Full disclosure – I work in an industry that relies on advertising to generate revenue (radio).  I am slightly biased, but not for the reason of perpetuating a source of revenue / income.

I am a podcast creator  myself; I don’t use ads in my show, but rather rely on a Patreon campaign.  However, I understand the need for ads to offset production costs.  I have made a conscious choice to not skip ads for a product I am downloading for free.  I do not make the financial decision to donate, so I don’t want to cheat the creators out of ads that they feel are necessary to support their craft.

I understand that listening to ads on a podcast is not an act in itself that will bring them money.  This is more of a moral decision on my part.  But in a similar vein, I also decided to disable adblockers in my browser so that websites I frequent benefit from my ad views.  I understand that there’s whitelisting things you can do, so that terrible ad-based sites suffer, but I would rather just not go to those offending websites.

We live in a strange time, I think.  Younger generations feel entitled to block out all advertising to get what they want.  Some would gladly pay for subscriptions in exchange for an ad-free experience, but I think that might get close to the erosion of net neutrality.  This is also probably a ‘slippery slope’ argument in the making, so I’m going to stop there.

I think that my final opinion on the matter is that I’m perfectly fine with ads, if they are supporting a medium that I’m not paying for.  Radio, podcasts, and web sites – those are great examples.  All of those have options for ad-free experiences as well in most cases.

For radio, there is Satellite Radio available (for which I have a subscription – I enjoy both Satellite AND terrestrial radio); for podcasts, there are a host of options; for websites, ad-free versions have been around for years.  Apps have paid versions as well as ad-supported free versions.

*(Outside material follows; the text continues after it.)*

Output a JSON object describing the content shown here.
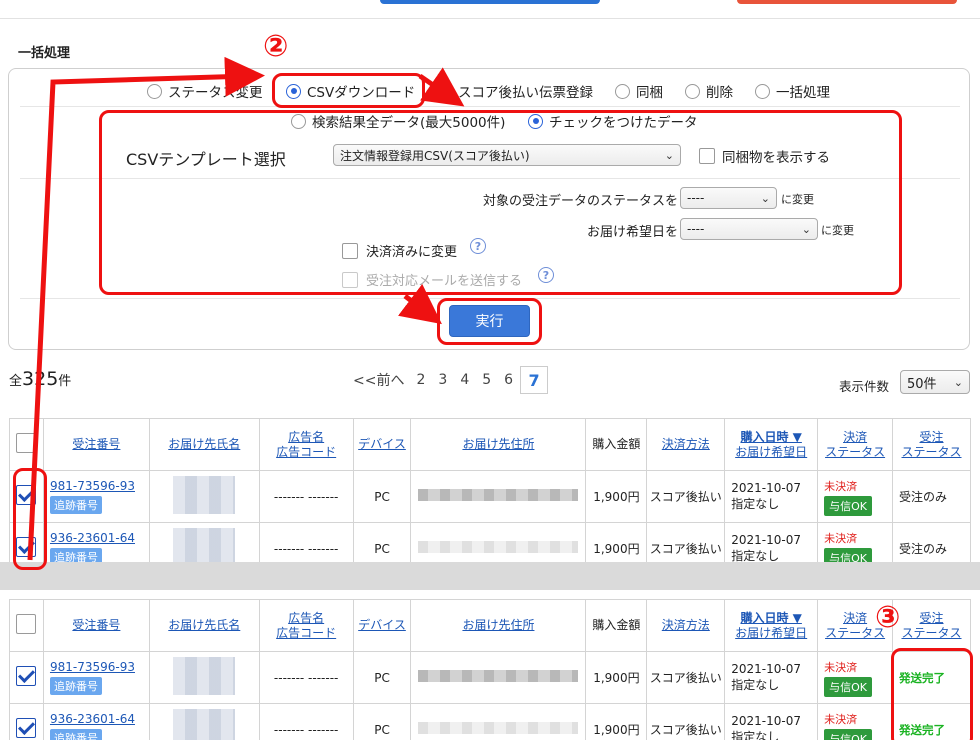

Where it gets less tolerable are services such as Television, where I pay a subscription service and still get ads.  However it is still tolerable, because I realize that the ads are supporting the channels, so it’s really the cable service that I’m paying through the nose for.  TV is complicated, guys.

What are your thoughts?